Staunton, Feb. 9 – Most Kazakhs blame Moscow and its dispatch of massive numbers of ethnic Russians and other Russians speakers to their republic during Soviet times for the fact that the Kazakh SSR was “Russified more strongly than the other republics of the USSR,” Bakhyt Zhanabergen says.
But the Kazakh commentator says that is only part of the story. And he points to the failure of the Kazakh intelligentsia to stand up for their language, a failure that is striking because the intellectual communities of the three republics in the Caucasus – Armenia, Azerbaijan and Georgia – all stood up for theirs (qmonitor.kz/society/4727).
What the activists in those republics achieved from Khrushchev’s time through Brezhnev’s shows that it was possible to insist on official recognition of the language of the titular nationality successfully and without risk of imprisonment or worse at the hands of the CPSU, Zhanabergen says.
In his article for QMonitor, the Kazakh commentator traces the history of the legal status of the languages of the titular nations of the three Caucasus republics in order to sharply criticize their Kazakh counterparts for failing to do something similar. Had they, he argues, Kazakhs today would be in a much stronger position linguistically and politically.
This article is a rare example of a contemporary attack on a national intelligentsia by someone who suggests not that such people did too much as many Russian and Moscow-centric critics are inclined to do but rather that the Kazakh intelligentsia did not do even what its counterparts elsewhere did and thus betrayed the interests of their nation.

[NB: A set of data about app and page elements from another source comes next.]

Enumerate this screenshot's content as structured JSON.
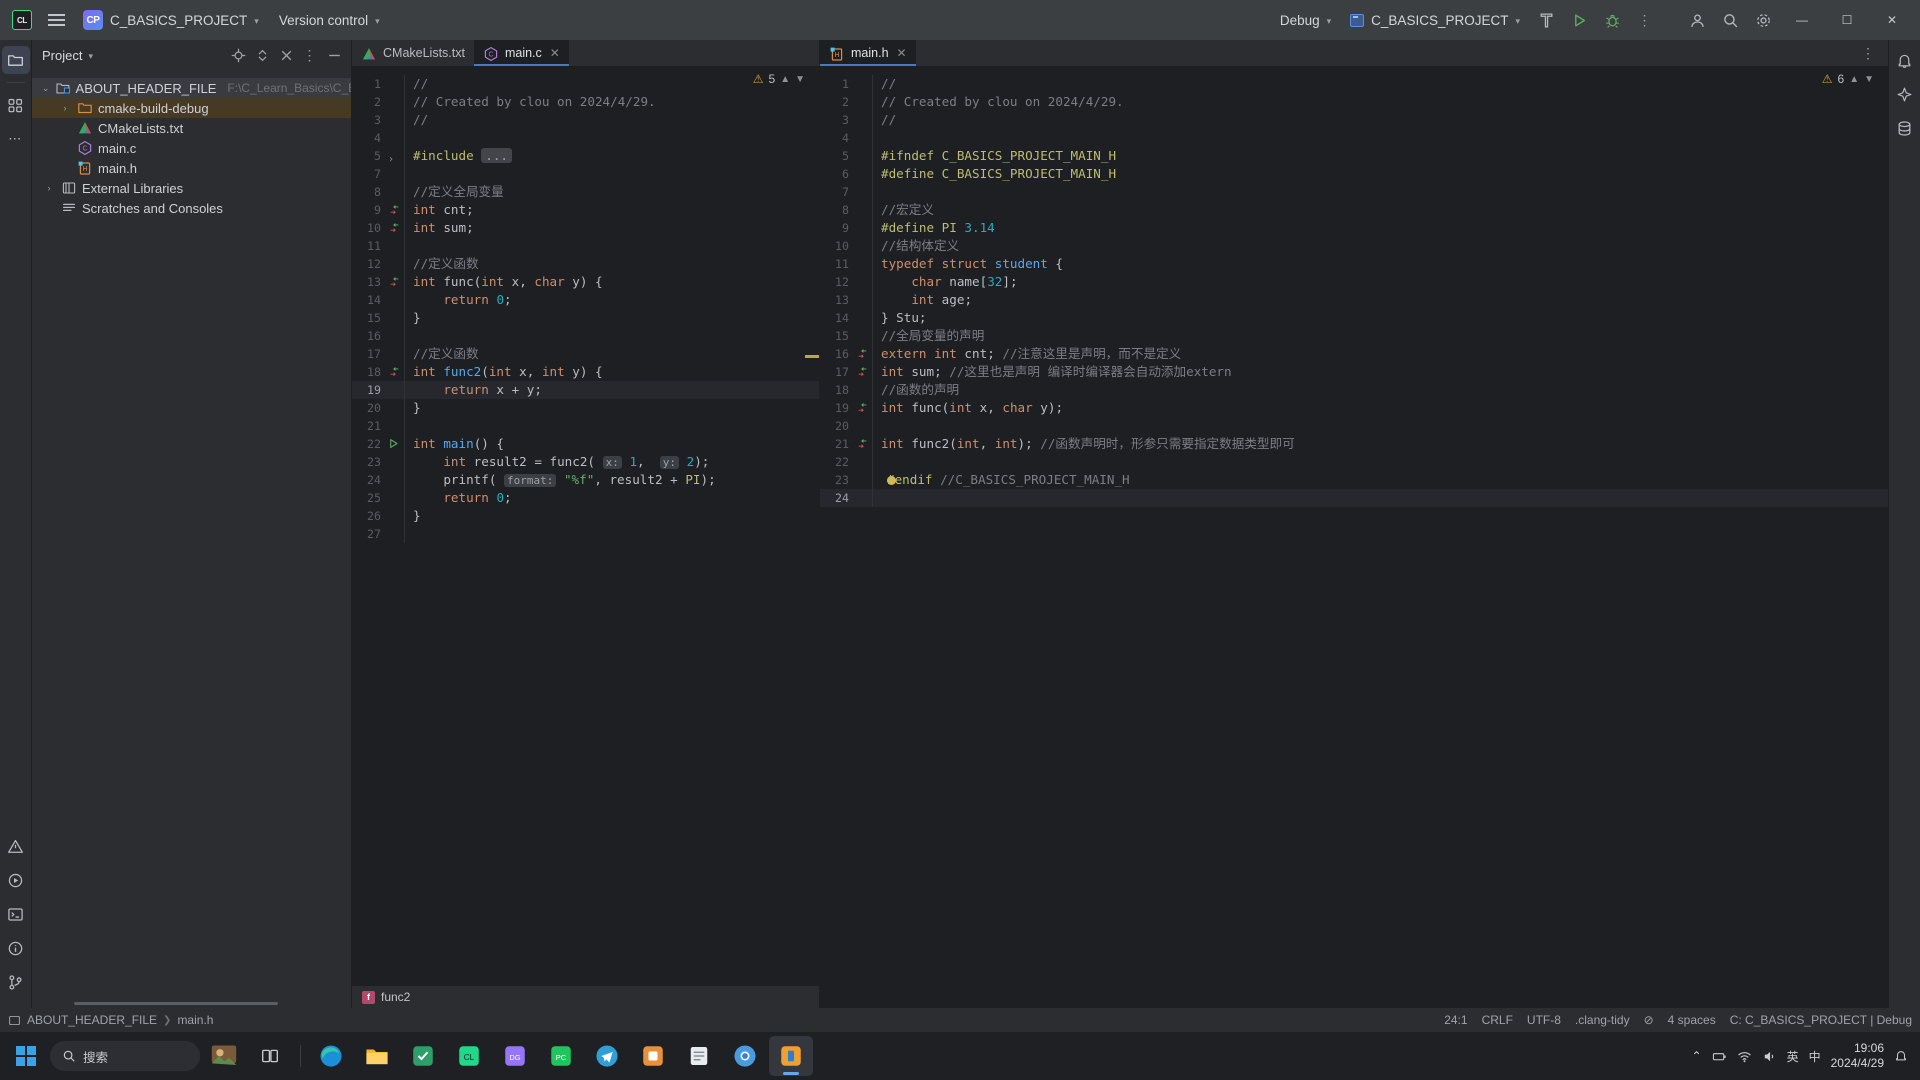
{
  "titlebar": {
    "logo_label": "CL",
    "project_badge": "CP",
    "project_name": "C_BASICS_PROJECT",
    "vcs_label": "Version control",
    "run_config_profile": "Debug",
    "run_config_name": "C_BASICS_PROJECT",
    "icons": {
      "menu": "hamburger-icon",
      "build": "build-hammer-icon",
      "run": "run-icon",
      "debug": "debug-icon",
      "more": "more-vertical-icon",
      "account": "account-icon",
      "search": "search-icon",
      "settings": "settings-icon"
    },
    "window_controls": {
      "minimize": "—",
      "maximize": "☐",
      "close": "✕"
    }
  },
  "rail": {
    "items": [
      {
        "name": "project-tool-window",
        "icon": "folder-icon",
        "active": true
      },
      {
        "name": "structure-tool-window",
        "icon": "structure-icon",
        "active": false
      },
      {
        "name": "more-tool-windows",
        "icon": "more-horizontal-icon",
        "active": false
      }
    ],
    "bottom_items": [
      {
        "name": "problems-tool-window",
        "icon": "warning-triangle-icon"
      },
      {
        "name": "run-tool-window",
        "icon": "run-circle-icon"
      },
      {
        "name": "terminal-tool-window",
        "icon": "terminal-icon"
      },
      {
        "name": "notifications-tool-window",
        "icon": "info-circle-icon"
      },
      {
        "name": "version-control-tool-window",
        "icon": "branch-icon"
      }
    ],
    "right_items": [
      {
        "name": "notifications",
        "icon": "bell-icon"
      },
      {
        "name": "ai-assistant",
        "icon": "ai-icon"
      },
      {
        "name": "database",
        "icon": "database-icon"
      }
    ]
  },
  "project_panel": {
    "title": "Project",
    "actions": [
      "select-opened-file-icon",
      "expand-collapse-icon",
      "close-icon",
      "options-icon",
      "hide-icon"
    ],
    "tree": [
      {
        "indent": 0,
        "twisty": "⌄",
        "icon": "project-root-icon",
        "label": "ABOUT_HEADER_FILE",
        "path": "F:\\C_Learn_Basics\\C_BASICS_P",
        "state": "root-selected"
      },
      {
        "indent": 1,
        "twisty": "›",
        "icon": "folder-excluded-icon",
        "label": "cmake-build-debug",
        "path": "",
        "state": "highlighted"
      },
      {
        "indent": 1,
        "twisty": "",
        "icon": "cmake-file-icon",
        "label": "CMakeLists.txt",
        "path": "",
        "state": ""
      },
      {
        "indent": 1,
        "twisty": "",
        "icon": "c-file-icon",
        "label": "main.c",
        "path": "",
        "state": ""
      },
      {
        "indent": 1,
        "twisty": "",
        "icon": "h-file-icon",
        "label": "main.h",
        "path": "",
        "state": ""
      },
      {
        "indent": 0,
        "twisty": "›",
        "icon": "library-icon",
        "label": "External Libraries",
        "path": "",
        "state": ""
      },
      {
        "indent": 0,
        "twisty": "",
        "icon": "scratches-icon",
        "label": "Scratches and Consoles",
        "path": "",
        "state": ""
      }
    ]
  },
  "editor_left": {
    "tabs": [
      {
        "label": "CMakeLists.txt",
        "icon": "cmake-file-icon",
        "active": false,
        "closable": false
      },
      {
        "label": "main.c",
        "icon": "c-file-icon",
        "active": true,
        "closable": true
      }
    ],
    "inspection": {
      "count": "5",
      "icon": "warning-triangle-icon"
    },
    "breadcrumb": {
      "icon": "function-icon",
      "label": "func2"
    },
    "lines": [
      {
        "n": "1",
        "mark": "",
        "tokens": [
          {
            "t": "//",
            "c": "cmt"
          }
        ]
      },
      {
        "n": "2",
        "mark": "",
        "tokens": [
          {
            "t": "// Created by clou on 2024/4/29.",
            "c": "cmt"
          }
        ]
      },
      {
        "n": "3",
        "mark": "",
        "tokens": [
          {
            "t": "//",
            "c": "cmt"
          }
        ]
      },
      {
        "n": "4",
        "mark": "",
        "tokens": []
      },
      {
        "n": "5",
        "mark": "fold",
        "tokens": [
          {
            "t": "#include ",
            "c": "pre"
          },
          {
            "t": "...",
            "c": "fold"
          }
        ]
      },
      {
        "n": "7",
        "mark": "",
        "tokens": []
      },
      {
        "n": "8",
        "mark": "",
        "tokens": [
          {
            "t": "//定义全局变量",
            "c": "cmt"
          }
        ]
      },
      {
        "n": "9",
        "mark": "override",
        "tokens": [
          {
            "t": "int",
            "c": "kw"
          },
          {
            "t": " cnt",
            "c": "var"
          },
          {
            "t": ";",
            "c": "pl"
          }
        ]
      },
      {
        "n": "10",
        "mark": "override",
        "tokens": [
          {
            "t": "int",
            "c": "kw"
          },
          {
            "t": " sum",
            "c": "var"
          },
          {
            "t": ";",
            "c": "pl"
          }
        ]
      },
      {
        "n": "11",
        "mark": "",
        "tokens": []
      },
      {
        "n": "12",
        "mark": "",
        "tokens": [
          {
            "t": "//定义函数",
            "c": "cmt"
          }
        ]
      },
      {
        "n": "13",
        "mark": "override",
        "tokens": [
          {
            "t": "int",
            "c": "kw"
          },
          {
            "t": " func",
            "c": "var"
          },
          {
            "t": "(",
            "c": "pl"
          },
          {
            "t": "int",
            "c": "kw"
          },
          {
            "t": " x",
            "c": "var"
          },
          {
            "t": ", ",
            "c": "pl"
          },
          {
            "t": "char",
            "c": "kw"
          },
          {
            "t": " y",
            "c": "var"
          },
          {
            "t": ") {",
            "c": "pl"
          }
        ]
      },
      {
        "n": "14",
        "mark": "",
        "tokens": [
          {
            "t": "    ",
            "c": "pl"
          },
          {
            "t": "return",
            "c": "kw"
          },
          {
            "t": " ",
            "c": "pl"
          },
          {
            "t": "0",
            "c": "num"
          },
          {
            "t": ";",
            "c": "pl"
          }
        ]
      },
      {
        "n": "15",
        "mark": "",
        "tokens": [
          {
            "t": "}",
            "c": "pl"
          }
        ]
      },
      {
        "n": "16",
        "mark": "",
        "tokens": []
      },
      {
        "n": "17",
        "mark": "",
        "tokens": [
          {
            "t": "//定义函数",
            "c": "cmt"
          }
        ]
      },
      {
        "n": "18",
        "mark": "override",
        "tokens": [
          {
            "t": "int",
            "c": "kw"
          },
          {
            "t": " func2",
            "c": "fn"
          },
          {
            "t": "(",
            "c": "pl"
          },
          {
            "t": "int",
            "c": "kw"
          },
          {
            "t": " x",
            "c": "var"
          },
          {
            "t": ", ",
            "c": "pl"
          },
          {
            "t": "int",
            "c": "kw"
          },
          {
            "t": " y",
            "c": "var"
          },
          {
            "t": ") {",
            "c": "pl"
          }
        ]
      },
      {
        "n": "19",
        "mark": "",
        "current": true,
        "tokens": [
          {
            "t": "    ",
            "c": "pl"
          },
          {
            "t": "return",
            "c": "kw"
          },
          {
            "t": " x + y;",
            "c": "pl"
          }
        ]
      },
      {
        "n": "20",
        "mark": "",
        "tokens": [
          {
            "t": "}",
            "c": "pl"
          }
        ]
      },
      {
        "n": "21",
        "mark": "",
        "tokens": []
      },
      {
        "n": "22",
        "mark": "run",
        "tokens": [
          {
            "t": "int",
            "c": "kw"
          },
          {
            "t": " ",
            "c": "pl"
          },
          {
            "t": "main",
            "c": "fn"
          },
          {
            "t": "() {",
            "c": "pl"
          }
        ]
      },
      {
        "n": "23",
        "mark": "",
        "tokens": [
          {
            "t": "    ",
            "c": "pl"
          },
          {
            "t": "int",
            "c": "kw"
          },
          {
            "t": " result2 = ",
            "c": "pl"
          },
          {
            "t": "func2",
            "c": "var"
          },
          {
            "t": "( ",
            "c": "pl"
          },
          {
            "t": "x:",
            "c": "inlay"
          },
          {
            "t": " ",
            "c": "pl"
          },
          {
            "t": "1",
            "c": "num"
          },
          {
            "t": ",  ",
            "c": "pl"
          },
          {
            "t": "y:",
            "c": "inlay"
          },
          {
            "t": " ",
            "c": "pl"
          },
          {
            "t": "2",
            "c": "num"
          },
          {
            "t": ");",
            "c": "pl"
          }
        ]
      },
      {
        "n": "24",
        "mark": "",
        "tokens": [
          {
            "t": "    ",
            "c": "pl"
          },
          {
            "t": "printf",
            "c": "var"
          },
          {
            "t": "( ",
            "c": "pl"
          },
          {
            "t": "format:",
            "c": "inlay"
          },
          {
            "t": " ",
            "c": "pl"
          },
          {
            "t": "\"%f\"",
            "c": "str"
          },
          {
            "t": ", result2 + ",
            "c": "pl"
          },
          {
            "t": "PI",
            "c": "pre"
          },
          {
            "t": ");",
            "c": "pl"
          }
        ]
      },
      {
        "n": "25",
        "mark": "",
        "tokens": [
          {
            "t": "    ",
            "c": "pl"
          },
          {
            "t": "return",
            "c": "kw"
          },
          {
            "t": " ",
            "c": "pl"
          },
          {
            "t": "0",
            "c": "num"
          },
          {
            "t": ";",
            "c": "pl"
          }
        ]
      },
      {
        "n": "26",
        "mark": "",
        "tokens": [
          {
            "t": "}",
            "c": "pl"
          }
        ]
      },
      {
        "n": "27",
        "mark": "",
        "tokens": []
      }
    ]
  },
  "editor_right": {
    "tabs": [
      {
        "label": "main.h",
        "icon": "h-file-icon",
        "active": true,
        "closable": true
      }
    ],
    "inspection": {
      "count": "6",
      "icon": "warning-triangle-icon"
    },
    "lines": [
      {
        "n": "1",
        "mark": "",
        "tokens": [
          {
            "t": "//",
            "c": "cmt"
          }
        ]
      },
      {
        "n": "2",
        "mark": "",
        "tokens": [
          {
            "t": "// Created by clou on 2024/4/29.",
            "c": "cmt"
          }
        ]
      },
      {
        "n": "3",
        "mark": "",
        "tokens": [
          {
            "t": "//",
            "c": "cmt"
          }
        ]
      },
      {
        "n": "4",
        "mark": "",
        "tokens": []
      },
      {
        "n": "5",
        "mark": "",
        "tokens": [
          {
            "t": "#ifndef",
            "c": "pre"
          },
          {
            "t": " C_BASICS_PROJECT_MAIN_H",
            "c": "pre"
          }
        ]
      },
      {
        "n": "6",
        "mark": "",
        "tokens": [
          {
            "t": "#define",
            "c": "pre"
          },
          {
            "t": " C_BASICS_PROJECT_MAIN_H",
            "c": "pre"
          }
        ]
      },
      {
        "n": "7",
        "mark": "",
        "tokens": []
      },
      {
        "n": "8",
        "mark": "",
        "tokens": [
          {
            "t": "//宏定义",
            "c": "cmt"
          }
        ]
      },
      {
        "n": "9",
        "mark": "",
        "tokens": [
          {
            "t": "#define",
            "c": "pre"
          },
          {
            "t": " PI ",
            "c": "pre"
          },
          {
            "t": "3.14",
            "c": "num"
          }
        ]
      },
      {
        "n": "10",
        "mark": "",
        "tokens": [
          {
            "t": "//结构体定义",
            "c": "cmt"
          }
        ]
      },
      {
        "n": "11",
        "mark": "",
        "tokens": [
          {
            "t": "typedef",
            "c": "kw"
          },
          {
            "t": " ",
            "c": "pl"
          },
          {
            "t": "struct",
            "c": "kw"
          },
          {
            "t": " ",
            "c": "pl"
          },
          {
            "t": "student",
            "c": "fn"
          },
          {
            "t": " {",
            "c": "pl"
          }
        ]
      },
      {
        "n": "12",
        "mark": "",
        "tokens": [
          {
            "t": "    ",
            "c": "pl"
          },
          {
            "t": "char",
            "c": "kw"
          },
          {
            "t": " name",
            "c": "var"
          },
          {
            "t": "[",
            "c": "pl"
          },
          {
            "t": "32",
            "c": "num"
          },
          {
            "t": "];",
            "c": "pl"
          }
        ]
      },
      {
        "n": "13",
        "mark": "",
        "tokens": [
          {
            "t": "    ",
            "c": "pl"
          },
          {
            "t": "int",
            "c": "kw"
          },
          {
            "t": " age",
            "c": "var"
          },
          {
            "t": ";",
            "c": "pl"
          }
        ]
      },
      {
        "n": "14",
        "mark": "",
        "tokens": [
          {
            "t": "} Stu;",
            "c": "pl"
          }
        ]
      },
      {
        "n": "15",
        "mark": "",
        "tokens": [
          {
            "t": "//全局变量的声明",
            "c": "cmt"
          }
        ]
      },
      {
        "n": "16",
        "mark": "override",
        "tokens": [
          {
            "t": "extern",
            "c": "kw"
          },
          {
            "t": " ",
            "c": "pl"
          },
          {
            "t": "int",
            "c": "kw"
          },
          {
            "t": " cnt",
            "c": "var"
          },
          {
            "t": "; ",
            "c": "pl"
          },
          {
            "t": "//注意这里是声明，而不是定义",
            "c": "cmt"
          }
        ]
      },
      {
        "n": "17",
        "mark": "override",
        "tokens": [
          {
            "t": "int",
            "c": "kw"
          },
          {
            "t": " sum",
            "c": "var"
          },
          {
            "t": "; ",
            "c": "pl"
          },
          {
            "t": "//这里也是声明 编译时编译器会自动添加extern",
            "c": "cmt"
          }
        ]
      },
      {
        "n": "18",
        "mark": "",
        "tokens": [
          {
            "t": "//函数的声明",
            "c": "cmt"
          }
        ]
      },
      {
        "n": "19",
        "mark": "override",
        "tokens": [
          {
            "t": "int",
            "c": "kw"
          },
          {
            "t": " func",
            "c": "var"
          },
          {
            "t": "(",
            "c": "pl"
          },
          {
            "t": "int",
            "c": "kw"
          },
          {
            "t": " x",
            "c": "var"
          },
          {
            "t": ", ",
            "c": "pl"
          },
          {
            "t": "char",
            "c": "kw"
          },
          {
            "t": " y",
            "c": "var"
          },
          {
            "t": ");",
            "c": "pl"
          }
        ]
      },
      {
        "n": "20",
        "mark": "",
        "tokens": []
      },
      {
        "n": "21",
        "mark": "override",
        "tokens": [
          {
            "t": "int",
            "c": "kw"
          },
          {
            "t": " func2",
            "c": "var"
          },
          {
            "t": "(",
            "c": "pl"
          },
          {
            "t": "int",
            "c": "kw"
          },
          {
            "t": ", ",
            "c": "pl"
          },
          {
            "t": "int",
            "c": "kw"
          },
          {
            "t": "); ",
            "c": "pl"
          },
          {
            "t": "//函数声明时，形参只需要指定数据类型即可",
            "c": "cmt"
          }
        ]
      },
      {
        "n": "22",
        "mark": "",
        "tokens": []
      },
      {
        "n": "23",
        "mark": "",
        "bulb": true,
        "tokens": [
          {
            "t": "#endif",
            "c": "pre"
          },
          {
            "t": " //C_BASICS_PROJECT_MAIN_H",
            "c": "cmt"
          }
        ]
      },
      {
        "n": "24",
        "mark": "",
        "current": true,
        "tokens": []
      }
    ]
  },
  "statusbar": {
    "breadcrumb": [
      {
        "icon": "module-icon",
        "label": "ABOUT_HEADER_FILE"
      },
      {
        "icon": "",
        "label": "main.h"
      }
    ],
    "right": [
      {
        "name": "caret-position",
        "label": "24:1"
      },
      {
        "name": "line-separator",
        "label": "CRLF"
      },
      {
        "name": "file-encoding",
        "label": "UTF-8"
      },
      {
        "name": "clang-tidy",
        "label": ".clang-tidy"
      },
      {
        "name": "inspections-widget",
        "label": "⊘"
      },
      {
        "name": "indent-setting",
        "label": "4 spaces"
      },
      {
        "name": "build-profile",
        "label": "C: C_BASICS_PROJECT | Debug"
      }
    ]
  },
  "taskbar": {
    "search_placeholder": "搜索",
    "apps": [
      {
        "name": "task-view-icon"
      },
      {
        "name": "edge-browser-icon"
      },
      {
        "name": "file-explorer-icon"
      },
      {
        "name": "app-green-icon"
      },
      {
        "name": "clion-icon"
      },
      {
        "name": "datagrip-icon"
      },
      {
        "name": "pycharm-icon"
      },
      {
        "name": "telegram-icon"
      },
      {
        "name": "app-orange-icon"
      },
      {
        "name": "notes-icon"
      },
      {
        "name": "chrome-icon"
      },
      {
        "name": "clion-active-icon"
      }
    ],
    "tray": {
      "ime_lang": "英",
      "ime_mode": "中",
      "time": "19:06",
      "date": "2024/4/29"
    }
  }
}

It is likely that Zhanabergen is not only settling old scores but also calling on Kazakhstan’s intelligentsia now to take a stronger stand in defense of their national language, something such people can do under current conditions with even less risk than their predecessors faced.